WINDSOR, ONT. -- Unifor local 2458 is making a week’s worth of special deliveries of coffee and donuts for doctors, nurses and support staff at Windsor’s new field hospital as a sign of gratitude for the work they’re doing.

“We wanted to bring a token of our appreciation,” said Tulio DiPonti of Unifor local 2458, which represents long-term care workers. “Even though it’s just coffee, just to tell them thank you for what you’re doing, we know that they’re saving lives and saving some of our loved one’s lives.”

Not only are frontline health care workers entering a “hot zone” of COVID-19 positive patients, they’re also taking the strain off area long-term care homes, where staff are overwhelmed by a growing number of local cases.

To date, 35 people have been transferred from long-term care homes to the temporary field hospital at St. Clair College’s SportsPlex.

DiPonti said his members in long-term care now have the breathing room to perform normal tasks for non-COVID residents at the respective homes, such as more bathing and one-on-one attention.

“They’re stressed. Some stuff normally done at the homes, they can’t do it,” DiPonti said. “People sit in the parking lot crying before they go in for the fear, and the fact they can’t provide the healthcare they signed up to do.”

Members of the community are also thanking frontline workers. Windsor resident Ronnie Haidar posted a tribute on YouTube.

Windsor Regional Hospital CEO David Musyj said the field hospital team is stepping in to relieve some of the pressure at long-term care homes while also hopefully stemming the spread within the facilities.

“We’ve got to try something,” said Musyj. “Standing around with our hands in our pockets, watching this unfold is not the answer. We have to try something.”

Doctors, nurses and a whole collection of other health care staff are putting in long hours at the hospitals — with many physicians on-call throughout the night.

In fact, two physicians from Windsor Regional Hospital have tested positive for COVID-19, according to Dr. Wassim Saad, the hospital’s chief of staff.

One of the doctors who tested positive had almost no symptoms but self-isolated for 14 days. The other physician show more severe symptoms but remains in isolation and is expected to recover, according to Saad.

“It just comes naturally.
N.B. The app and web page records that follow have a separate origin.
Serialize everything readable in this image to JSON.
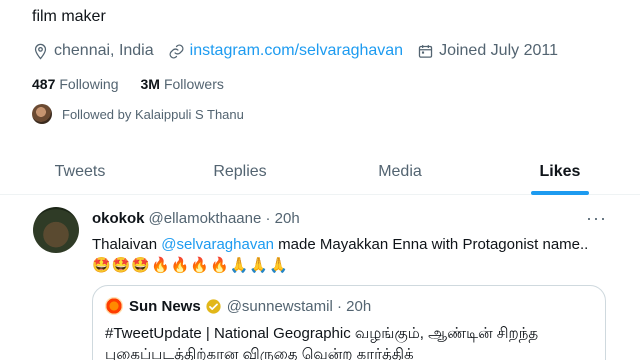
{
  "profile": {
    "bio": "film maker",
    "location": "chennai,  India",
    "website": "instagram.com/selvaraghavan",
    "joined": "Joined July 2011",
    "following_count": "487",
    "following_label": "Following",
    "followers_count": "3M",
    "followers_label": "Followers",
    "followed_by": "Followed by Kalaippuli S Thanu"
  },
  "tabs": [
    {
      "label": "Tweets"
    },
    {
      "label": "Replies"
    },
    {
      "label": "Media"
    },
    {
      "label": "Likes",
      "active": true
    }
  ],
  "tweet": {
    "author_name": "okokok",
    "author_handle": "@ellamokthaane",
    "time": "· 20h",
    "text_before": "Thalaivan ",
    "mention": "@selvaraghavan",
    "text_after": " made Mayakkan Enna with Protagonist name..",
    "emojis": "🤩🤩🤩🔥🔥🔥🔥🙏🙏🙏",
    "more_label": "···",
    "quote": {
      "author_name": "Sun News",
      "author_handle": "@sunnewstamil",
      "time": "· 20h",
      "line1": "#TweetUpdate | National Geographic வழங்கும், ஆண்டின் சிறந்த",
      "line2": "புகைப்படத்திற்கான விருதை வென்ற கார்த்திக்"
    }
  },
  "colors": {
    "accent": "#1d9bf0",
    "text_primary": "#0f1419",
    "text_secondary": "#536471",
    "border": "#cfd9de"
  }
}
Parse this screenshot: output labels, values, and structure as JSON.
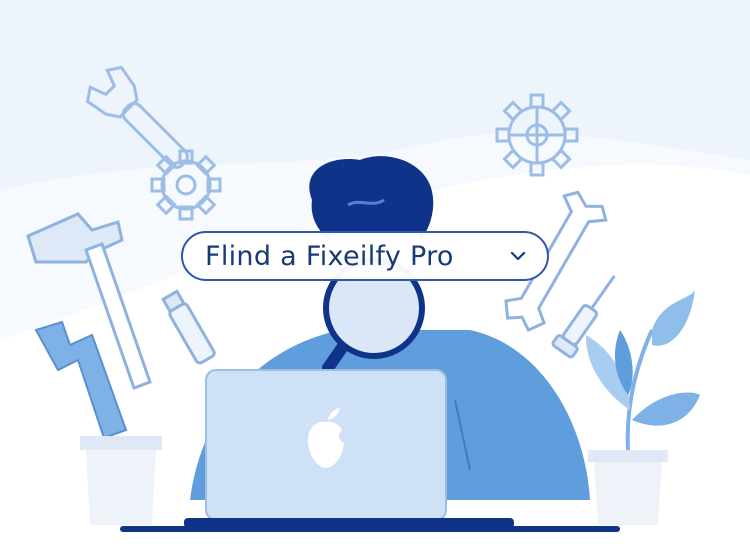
{
  "search": {
    "label": "Flind a Fixeilfy Pro",
    "dropdown_icon": "chevron-down-icon"
  },
  "palette": {
    "navy": "#10338a",
    "primary_blue": "#5f9ddc",
    "light_blue": "#bcd6f2",
    "background": "#f6f9fd",
    "outline_blue": "#8fb2df"
  },
  "icons": [
    "wrench-icon",
    "gear-icon",
    "hammer-icon",
    "screwdriver-icon",
    "adjustable-wrench-icon",
    "plant-icon",
    "laptop-icon",
    "apple-logo-icon",
    "magnifying-glass-icon"
  ]
}
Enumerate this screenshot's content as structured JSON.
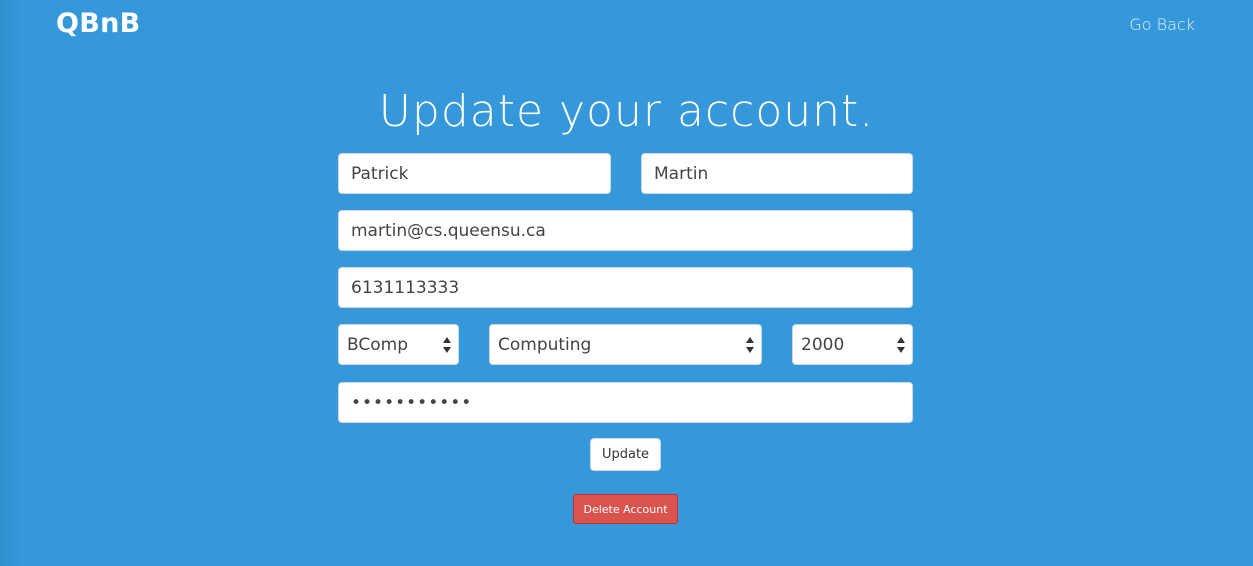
{
  "header": {
    "brand": "QBnB",
    "go_back": "Go Back"
  },
  "form": {
    "title": "Update your account.",
    "first_name": "Patrick",
    "last_name": "Martin",
    "email": "martin@cs.queensu.ca",
    "phone": "6131113333",
    "degree": "BComp",
    "faculty": "Computing",
    "year": "2000",
    "password": "•••••••••••",
    "update_label": "Update",
    "delete_label": "Delete Account"
  },
  "colors": {
    "background": "#3498db",
    "delete_button": "#d9534f"
  }
}
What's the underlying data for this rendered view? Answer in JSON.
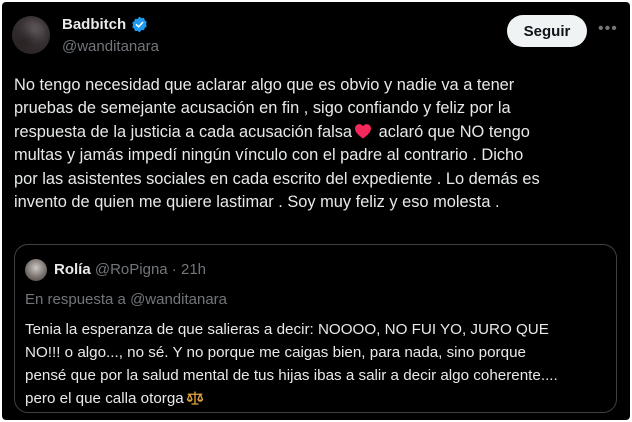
{
  "author": {
    "display_name": "Badbitch",
    "handle": "@wanditanara",
    "verified_icon": "verified-badge-icon",
    "avatar": "profile-photo"
  },
  "actions": {
    "follow_label": "Seguir",
    "more_icon": "more-options-icon"
  },
  "tweet": {
    "text_part1": "No tengo necesidad que aclarar algo que es obvio y nadie va a tener\npruebas de semejante acusación  en fin , sigo confiando y feliz por la\nrespuesta de la justicia a cada acusación falsa",
    "emoji": "red-heart-icon",
    "text_part2": " aclaró que NO tengo\nmultas y jamás impedí ningún vínculo con el padre al contrario .  Dicho\npor las asistentes sociales en cada escrito del expediente . Lo demás es\ninvento de quien me quiere lastimar . Soy muy feliz y eso molesta ."
  },
  "quoted": {
    "display_name": "Rolía",
    "handle": "@RoPigna",
    "separator": " · ",
    "time": "21h",
    "reply_to": "En respuesta a @wanditanara",
    "text": "Tenia la esperanza de que salieras a decir: NOOOO, NO FUI YO, JURO QUE\nNO!!! o algo..., no sé.  Y no porque me caigas bien, para nada, sino porque\npensé que por la salud mental de tus hijas ibas a salir a decir algo coherente....\npero el que calla otorga",
    "emoji": "balance-scale-icon"
  },
  "colors": {
    "background": "#000000",
    "primary_text": "#e7e9ea",
    "secondary_text": "#71767b",
    "verified_blue": "#1d9bf0",
    "follow_button_bg": "#eff3f4",
    "border": "#3e4144",
    "heart": "#f91880"
  }
}
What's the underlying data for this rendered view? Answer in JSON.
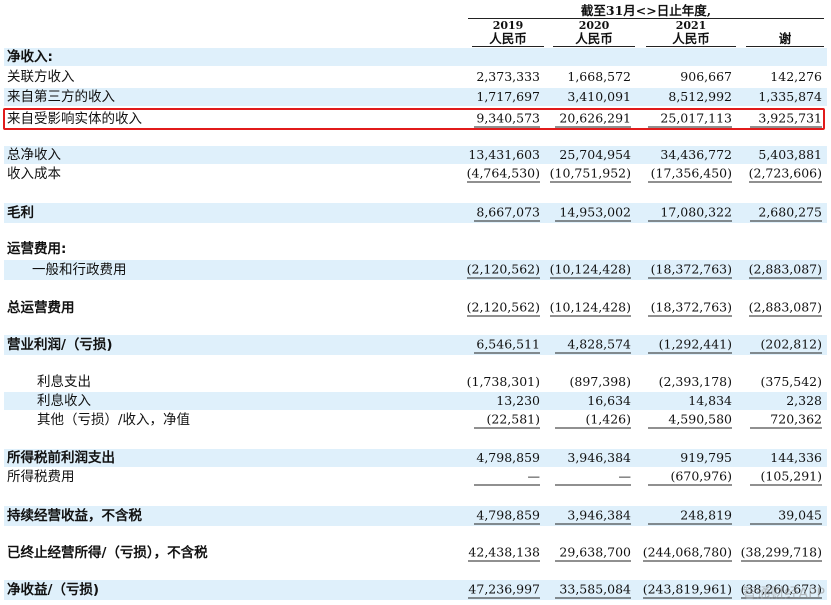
{
  "header": {
    "period": "截至31月<>日止年度,",
    "years": [
      "2019",
      "2020",
      "2021",
      ""
    ],
    "currencies": [
      "人民币",
      "人民币",
      "人民币",
      "谢"
    ]
  },
  "rows": [
    {
      "label": "净收入:",
      "bold": true,
      "values": [
        "",
        "",
        "",
        ""
      ]
    },
    {
      "label": "关联方收入",
      "values": [
        "2,373,333",
        "1,668,572",
        "906,667",
        "142,276"
      ]
    },
    {
      "label": "来自第三方的收入",
      "values": [
        "1,717,697",
        "3,410,091",
        "8,512,992",
        "1,335,874"
      ]
    },
    {
      "label": "来自受影响实体的收入",
      "values": [
        "9,340,573",
        "20,626,291",
        "25,017,113",
        "3,925,731"
      ]
    },
    {
      "label": "总净收入",
      "values": [
        "13,431,603",
        "25,704,954",
        "34,436,772",
        "5,403,881"
      ]
    },
    {
      "label": "收入成本",
      "values": [
        "(4,764,530)",
        "(10,751,952)",
        "(17,356,450)",
        "(2,723,606)"
      ]
    },
    {
      "label": "毛利",
      "bold": true,
      "values": [
        "8,667,073",
        "14,953,002",
        "17,080,322",
        "2,680,275"
      ]
    },
    {
      "label": "运营费用:",
      "bold": true,
      "values": [
        "",
        "",
        "",
        ""
      ]
    },
    {
      "label": "一般和行政费用",
      "values": [
        "(2,120,562)",
        "(10,124,428)",
        "(18,372,763)",
        "(2,883,087)"
      ]
    },
    {
      "label": "总运营费用",
      "bold": true,
      "values": [
        "(2,120,562)",
        "(10,124,428)",
        "(18,372,763)",
        "(2,883,087)"
      ]
    },
    {
      "label": "营业利润/（亏损)",
      "bold": true,
      "values": [
        "6,546,511",
        "4,828,574",
        "(1,292,441)",
        "(202,812)"
      ]
    },
    {
      "label": "利息支出",
      "values": [
        "(1,738,301)",
        "(897,398)",
        "(2,393,178)",
        "(375,542)"
      ]
    },
    {
      "label": "利息收入",
      "values": [
        "13,230",
        "16,634",
        "14,834",
        "2,328"
      ]
    },
    {
      "label": "其他（亏损）/收入，净值",
      "values": [
        "(22,581)",
        "(1,426)",
        "4,590,580",
        "720,362"
      ]
    },
    {
      "label": "所得税前利润支出",
      "bold": true,
      "values": [
        "4,798,859",
        "3,946,384",
        "919,795",
        "144,336"
      ]
    },
    {
      "label": "所得税费用",
      "values": [
        "—",
        "—",
        "(670,976)",
        "(105,291)"
      ]
    },
    {
      "label": "持续经营收益，不含税",
      "bold": true,
      "values": [
        "4,798,859",
        "3,946,384",
        "248,819",
        "39,045"
      ]
    },
    {
      "label": "已终止经营所得/（亏损），不含税",
      "bold": true,
      "values": [
        "42,438,138",
        "29,638,700",
        "(244,068,780)",
        "(38,299,718)"
      ]
    },
    {
      "label": "净收益/（亏损)",
      "bold": true,
      "values": [
        "47,236,997",
        "33,585,084",
        "(243,819,961)",
        "(38,260,673)"
      ]
    }
  ],
  "watermark": "智通财经APP",
  "highlight_color": "#e11b1b",
  "band_color": "#dff0fb"
}
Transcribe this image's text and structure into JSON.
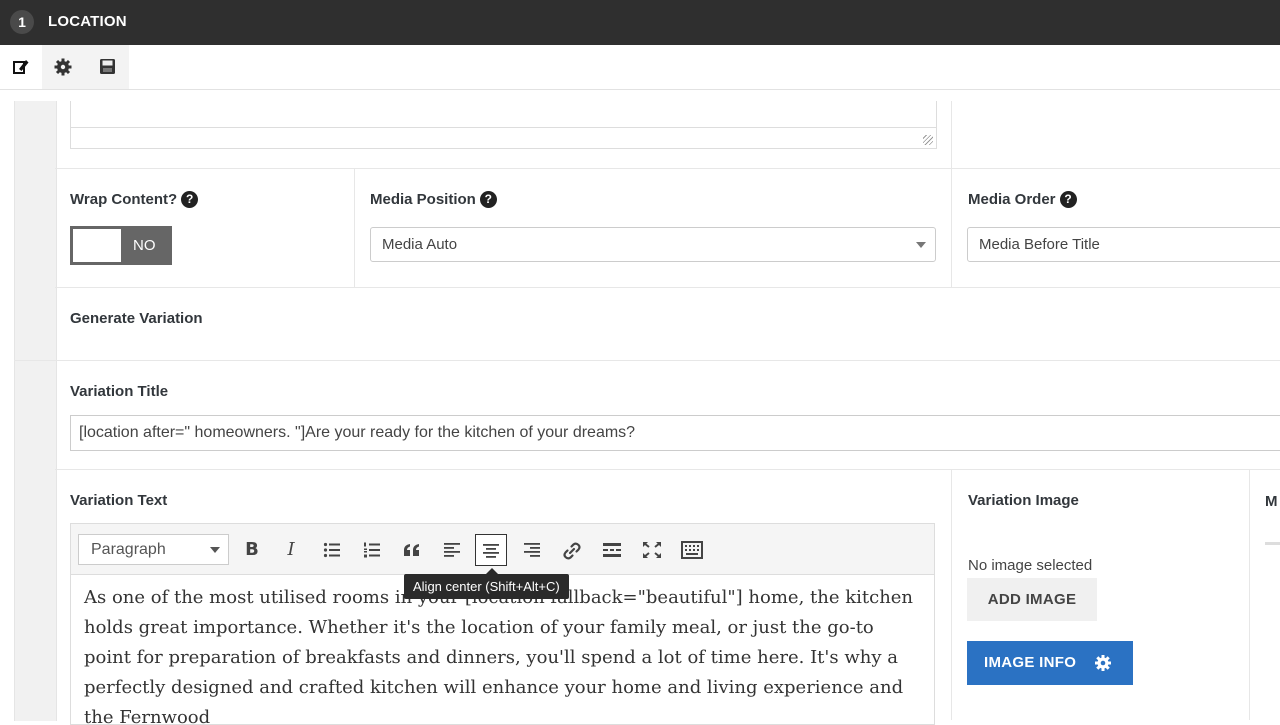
{
  "header": {
    "step_number": "1",
    "title": "LOCATION"
  },
  "tabs": [
    {
      "icon": "edit-icon"
    },
    {
      "icon": "gear-icon"
    },
    {
      "icon": "save-icon"
    }
  ],
  "fields": {
    "wrap_content": {
      "label": "Wrap Content?",
      "toggle_text": "NO"
    },
    "media_position": {
      "label": "Media Position",
      "value": "Media Auto"
    },
    "media_order": {
      "label": "Media Order",
      "value": "Media Before Title"
    },
    "generate_variation": {
      "label": "Generate Variation"
    },
    "variation_title": {
      "label": "Variation Title",
      "value": "[location after=\" homeowners. \"]Are your ready for the kitchen of your dreams?"
    },
    "variation_text": {
      "label": "Variation Text",
      "format": "Paragraph",
      "body": "As one of the most utilised rooms in your [location fallback=\"beautiful\"] home, the kitchen holds great importance. Whether it's the location of your family meal, or just the go-to point for preparation of breakfasts and dinners, you'll spend a lot of time here. It's why a perfectly designed and crafted kitchen will enhance your home and living experience and the Fernwood"
    },
    "variation_image": {
      "label": "Variation Image",
      "status": "No image selected",
      "add_button": "ADD IMAGE",
      "info_button": "IMAGE INFO"
    },
    "cut_label": "M"
  },
  "toolbar": {
    "buttons": [
      {
        "icon": "bold-icon"
      },
      {
        "icon": "italic-icon"
      },
      {
        "icon": "bullet-list-icon"
      },
      {
        "icon": "numbered-list-icon"
      },
      {
        "icon": "blockquote-icon"
      },
      {
        "icon": "align-left-icon"
      },
      {
        "icon": "align-center-icon",
        "active": true
      },
      {
        "icon": "align-right-icon"
      },
      {
        "icon": "link-icon"
      },
      {
        "icon": "read-more-icon"
      },
      {
        "icon": "fullscreen-icon"
      },
      {
        "icon": "toolbar-toggle-icon"
      }
    ],
    "tooltip": "Align center (Shift+Alt+C)"
  }
}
When somebody is ill and somebody’s sick and you have to look after them, you’re there and you do it,” said Saad. “And yes, you are putting yourself at risk because you are front-line and there is potential you cold be infected and exposed.”

But Musyj told CTV News he’s proud of his team for rising to the challenge, despite the obvious risks associated with treating COVID-positive patients.

“They went to school for this, they trained for this, they’re heroes,” said Musyj. “This is what they do. This is it. At times of crisis, the greatest things come out of people and it’s showing here.”